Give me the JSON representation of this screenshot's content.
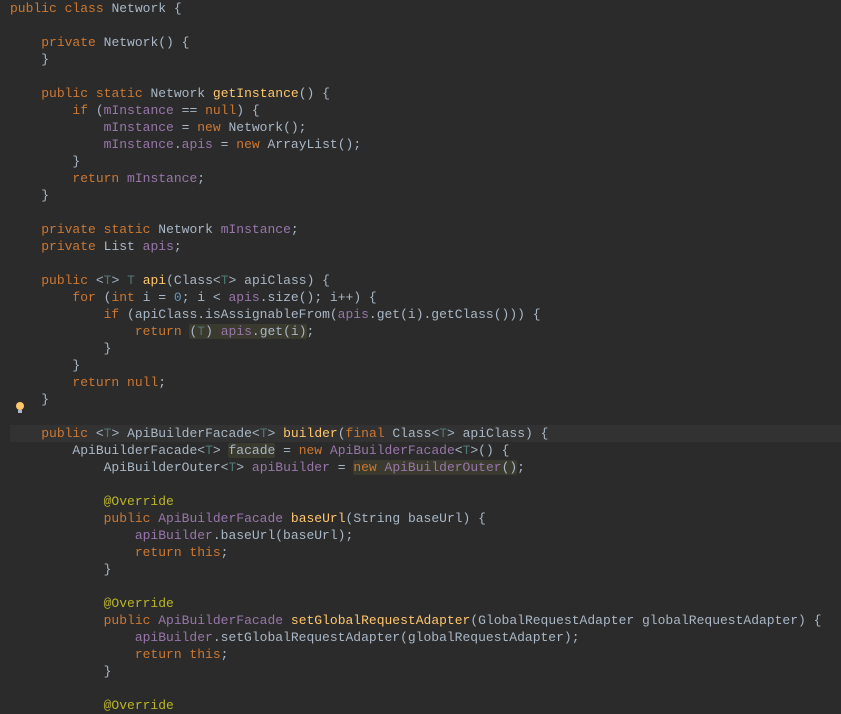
{
  "code": {
    "l1": {
      "kw1": "public",
      "kw2": "class",
      "name": "Network",
      "brace": " {"
    },
    "l2": "",
    "l3": {
      "indent": "    ",
      "kw1": "private",
      "name": "Network",
      "paren": "() {"
    },
    "l4": {
      "indent": "    ",
      "brace": "}"
    },
    "l5": "",
    "l6": {
      "indent": "    ",
      "kw1": "public",
      "kw2": "static",
      "type": "Network",
      "method": "getInstance",
      "paren": "() {"
    },
    "l7": {
      "indent": "        ",
      "kw": "if",
      "open": " (",
      "field": "mInstance",
      "op": " == ",
      "kw2": "null",
      "close": ") {"
    },
    "l8": {
      "indent": "            ",
      "field": "mInstance",
      "op": " = ",
      "kw": "new",
      "sp": " ",
      "type": "Network",
      "paren": "();"
    },
    "l9": {
      "indent": "            ",
      "field1": "mInstance",
      "dot": ".",
      "field2": "apis",
      "op": " = ",
      "kw": "new",
      "sp": " ",
      "type": "ArrayList",
      "paren": "();"
    },
    "l10": {
      "indent": "        ",
      "brace": "}"
    },
    "l11": {
      "indent": "        ",
      "kw": "return",
      "sp": " ",
      "field": "mInstance",
      "semi": ";"
    },
    "l12": {
      "indent": "    ",
      "brace": "}"
    },
    "l13": "",
    "l14": {
      "indent": "    ",
      "kw1": "private",
      "kw2": "static",
      "type": "Network",
      "field": "mInstance",
      "semi": ";"
    },
    "l15": {
      "indent": "    ",
      "kw1": "private",
      "type": "List",
      "field": "apis",
      "semi": ";"
    },
    "l16": "",
    "l17": {
      "indent": "    ",
      "kw1": "public",
      "open": " <",
      "tvar": "T",
      "close1": "> ",
      "tvar2": "T",
      "sp": " ",
      "method": "api",
      "popen": "(",
      "ptype": "Class",
      "pgen": "<",
      "tvar3": "T",
      "pgenc": "> ",
      "pname": "apiClass",
      "pclose": ") {"
    },
    "l18": {
      "indent": "        ",
      "kw": "for",
      "open": " (",
      "kw2": "int",
      "sp": " ",
      "var": "i = ",
      "num": "0",
      "semi": "; i < ",
      "field": "apis",
      "call": ".size(); i++) {"
    },
    "l19": {
      "indent": "            ",
      "kw": "if",
      "open": " (apiClass.isAssignableFrom(",
      "field": "apis",
      "call": ".get(i).getClass())) {"
    },
    "l20": {
      "indent": "                ",
      "kw": "return",
      "sp": " ",
      "cast1": "(",
      "tvar": "T",
      "cast2": ") ",
      "field": "apis",
      "call": ".get(i)",
      "semi": ";"
    },
    "l21": {
      "indent": "            ",
      "brace": "}"
    },
    "l22": {
      "indent": "        ",
      "brace": "}"
    },
    "l23": {
      "indent": "        ",
      "kw": "return",
      "sp": " ",
      "kw2": "null",
      "semi": ";"
    },
    "l24": {
      "indent": "    ",
      "brace": "}"
    },
    "l25": "",
    "l26": {
      "indent": "    ",
      "kw1": "public",
      "open": " <",
      "tvar": "T",
      "close1": "> ",
      "type": "ApiBuilderFacade",
      "gen": "<",
      "tvar2": "T",
      "genc": "> ",
      "method": "builder",
      "popen": "(",
      "kw2": "final",
      "sp2": " ",
      "ptype": "Class",
      "pgen": "<",
      "tvar3": "T",
      "pgenc": "> ",
      "pname": "apiClass",
      "pclose": ") {"
    },
    "l27": {
      "indent": "        ",
      "type": "ApiBuilderFacade",
      "gen": "<",
      "tvar": "T",
      "genc": "> ",
      "var": "facade",
      "op": " = ",
      "kw": "new",
      "sp": " ",
      "type2": "ApiBuilderFacade",
      "gen2": "<",
      "tvar2": "T",
      "genc2": ">() {"
    },
    "l28": {
      "indent": "            ",
      "type": "ApiBuilderOuter",
      "gen": "<",
      "tvar": "T",
      "genc": "> ",
      "var": "apiBuilder",
      "op": " = ",
      "kw": "new",
      "sp": " ",
      "type2": "ApiBuilderOuter",
      "paren": "()",
      "semi": ";"
    },
    "l29": "",
    "l30": {
      "indent": "            ",
      "anno": "@Override"
    },
    "l31": {
      "indent": "            ",
      "kw1": "public",
      "type": "ApiBuilderFacade",
      "method": "baseUrl",
      "popen": "(",
      "ptype": "String",
      "pname": "baseUrl",
      "pclose": ") {"
    },
    "l32": {
      "indent": "                ",
      "field": "apiBuilder",
      "call": ".baseUrl(baseUrl)",
      "semi": ";"
    },
    "l33": {
      "indent": "                ",
      "kw": "return",
      "sp": " ",
      "kw2": "this",
      "semi": ";"
    },
    "l34": {
      "indent": "            ",
      "brace": "}"
    },
    "l35": "",
    "l36": {
      "indent": "            ",
      "anno": "@Override"
    },
    "l37": {
      "indent": "            ",
      "kw1": "public",
      "type": "ApiBuilderFacade",
      "method": "setGlobalRequestAdapter",
      "popen": "(",
      "ptype": "GlobalRequestAdapter",
      "pname": "globalRequestAdapter",
      "pclose": ") {"
    },
    "l38": {
      "indent": "                ",
      "field": "apiBuilder",
      "call": ".setGlobalRequestAdapter(globalRequestAdapter)",
      "semi": ";"
    },
    "l39": {
      "indent": "                ",
      "kw": "return",
      "sp": " ",
      "kw2": "this",
      "semi": ";"
    },
    "l40": {
      "indent": "            ",
      "brace": "}"
    },
    "l41": "",
    "l42": {
      "indent": "            ",
      "anno": "@Override"
    }
  }
}
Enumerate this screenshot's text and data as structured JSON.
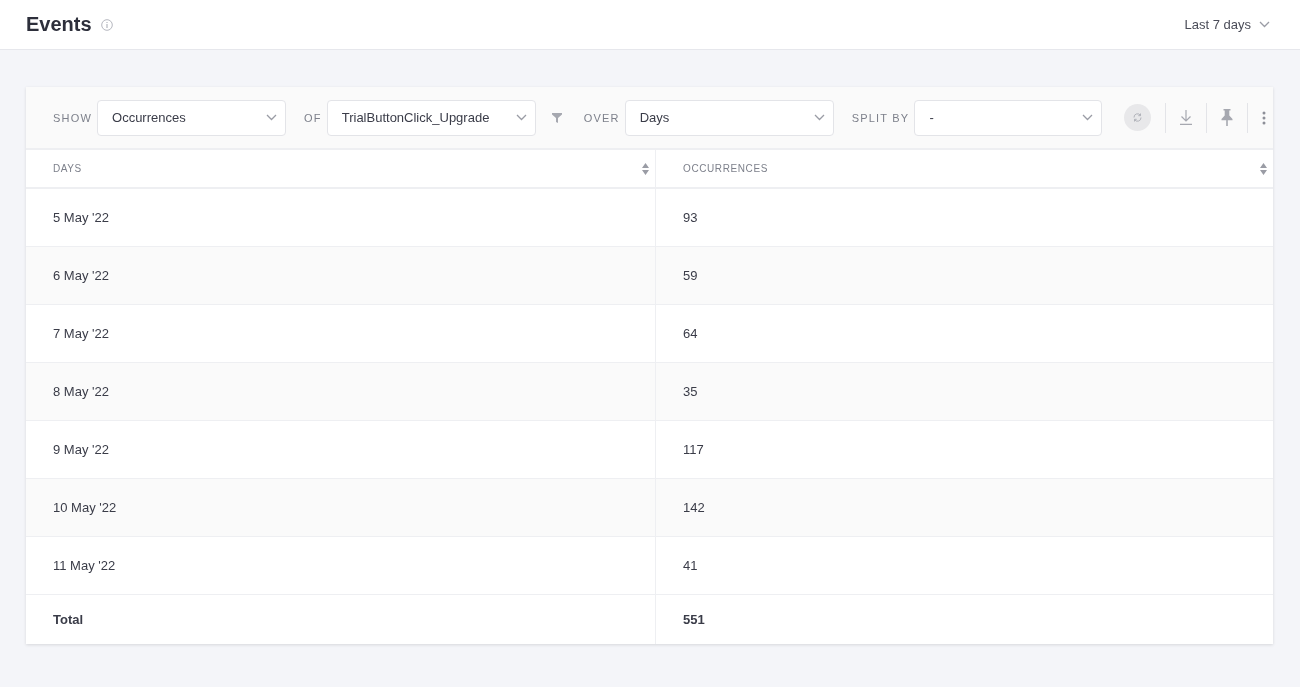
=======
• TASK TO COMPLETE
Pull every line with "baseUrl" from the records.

• SOLUTION TO THIS PROBLEM
      "method": "baseUrl",
      "pname": "baseUrl",
      "call": ".baseUrl(baseUrl)",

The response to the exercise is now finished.